Retype the records exactly, with nothing added or dropped.

Dataset rows describing interfaces
============================================================

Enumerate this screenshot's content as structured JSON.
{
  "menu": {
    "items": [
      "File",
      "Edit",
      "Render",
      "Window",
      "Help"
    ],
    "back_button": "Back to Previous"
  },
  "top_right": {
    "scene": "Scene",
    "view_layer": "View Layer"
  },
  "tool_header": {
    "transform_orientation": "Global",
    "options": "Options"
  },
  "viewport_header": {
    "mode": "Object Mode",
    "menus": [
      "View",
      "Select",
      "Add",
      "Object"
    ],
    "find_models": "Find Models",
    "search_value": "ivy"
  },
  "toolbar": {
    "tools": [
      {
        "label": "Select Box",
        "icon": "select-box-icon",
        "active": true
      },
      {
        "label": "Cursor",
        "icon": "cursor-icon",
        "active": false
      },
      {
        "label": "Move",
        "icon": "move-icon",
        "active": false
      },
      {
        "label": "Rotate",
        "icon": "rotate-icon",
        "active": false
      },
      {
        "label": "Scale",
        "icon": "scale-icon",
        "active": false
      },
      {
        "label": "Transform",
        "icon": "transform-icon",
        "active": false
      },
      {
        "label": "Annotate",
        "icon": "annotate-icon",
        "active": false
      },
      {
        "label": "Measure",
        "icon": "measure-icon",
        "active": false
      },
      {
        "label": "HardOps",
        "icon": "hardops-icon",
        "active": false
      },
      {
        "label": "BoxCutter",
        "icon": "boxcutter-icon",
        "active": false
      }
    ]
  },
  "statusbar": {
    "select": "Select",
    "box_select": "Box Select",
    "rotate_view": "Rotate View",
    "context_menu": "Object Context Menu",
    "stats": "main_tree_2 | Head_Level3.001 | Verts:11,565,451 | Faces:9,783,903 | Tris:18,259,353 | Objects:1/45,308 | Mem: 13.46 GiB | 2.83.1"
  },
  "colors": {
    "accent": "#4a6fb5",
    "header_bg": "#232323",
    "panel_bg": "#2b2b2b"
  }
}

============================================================

§ Solution to this problem:
Enumerate this screenshot's content as structured JSON.
{
  "menu": {
    "items": [
      "File",
      "Edit",
      "Render",
      "Window",
      "Help"
    ],
    "back_button": "Back to Previous"
  },
  "top_right": {
    "scene": "Scene",
    "view_layer": "View Layer"
  },
  "tool_header": {
    "transform_orientation": "Global",
    "options": "Options"
  },
  "viewport_header": {
    "mode": "Object Mode",
    "menus": [
      "View",
      "Select",
      "Add",
      "Object"
    ],
    "find_models": "Find Models",
    "search_value": "ivy"
  },
  "toolbar": {
    "tools": [
      {
        "label": "Select Box",
        "icon": "select-box-icon",
        "active": true
      },
      {
        "label": "Cursor",
        "icon": "cursor-icon",
        "active": false
      },
      {
        "label": "Move",
        "icon": "move-icon",
        "active": false
      },
      {
        "label": "Rotate",
        "icon": "rotate-icon",
        "active": false
      },
      {
        "label": "Scale",
        "icon": "scale-icon",
        "active": false
      },
      {
        "label": "Transform",
        "icon": "transform-icon",
        "active": false
      },
      {
        "label": "Annotate",
        "icon": "annotate-icon",
        "active": false
      },
      {
        "label": "Measure",
        "icon": "measure-icon",
        "active": false
      },
      {
        "label": "HardOps",
        "icon": "hardops-icon",
        "active": false
      },
      {
        "label": "BoxCutter",
        "icon": "boxcutter-icon",
        "active": false
      }
    ]
  },
  "statusbar": {
    "select": "Select",
    "box_select": "Box Select",
    "rotate_view": "Rotate View",
    "context_menu": "Object Context Menu",
    "stats": "main_tree_2 | Head_Level3.001 | Verts:11,565,451 | Faces:9,783,903 | Tris:18,259,353 | Objects:1/45,308 | Mem: 13.46 GiB | 2.83.1"
  },
  "colors": {
    "accent": "#4a6fb5",
    "header_bg": "#232323",
    "panel_bg": "#2b2b2b"
  }
}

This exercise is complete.